Assemblée Generale de la Colonie. Séance du Vingt-Deux Février 1791 [caption title]
Isle de France: Chez F.N. Bolle, 1791. Folio. 24pp. Stitched as issued. Top corner of first leaf torn away, affecting several lines of text. Lightly dampstained and worn throughout. Still very good.
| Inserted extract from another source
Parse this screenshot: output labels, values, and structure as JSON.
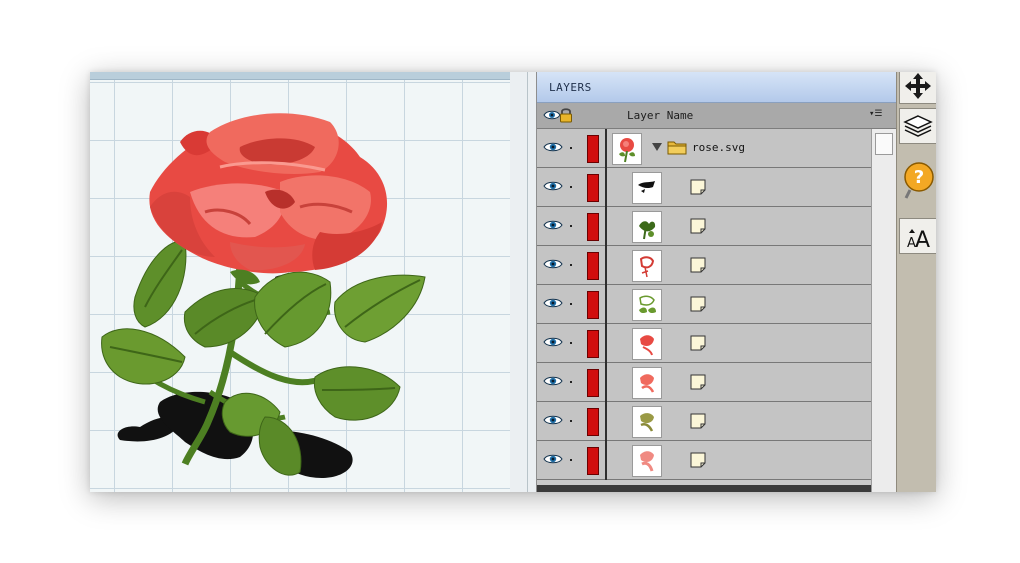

Early and unrecorded imprint from the colonial press at the French colony of Mauritius, also known as the Ile de France. Issued at a critical moment at the beginning of the French Revolution, the lengthy text concerns the government and judiciary of the island, together with a proclamation by the King dated August 24, 1790. The text nominally recognizes the authority of the King, while taking measures to establish major autonomy of local government. The Dutch were the first Europeans to become interested in the island, taking possession in 1598. After exploiting the island's dense forests for a century and introducing the cultivation of sugar cane and cotton, in 1710 the Dutch abandoned the colony. The French soon claimed it as "Ile de France," and the island remained under the control of the French East India Company until 1767. During the long war between France and England at the beginning of the 19th century, Mauritius proved to be an important strategic naval base, and as a result the British took charge of the island in 1810, and the Treaty of Paris confirmed official British possession in 1814. It remained an important sugar producing colony, and in the 20th century agricultural production was expanded to include tea, rice, and other produce. Printing began on Mauritius in 1768. During the French period, until 1810, only about 400 imprints were produced, mostly in the form of official documents and newspapers, though there are also almanacs and a few other items. All are quite rare. No copies located in OCLC, and not recorded by Toussaint in his bibliography of Mauritius imprints.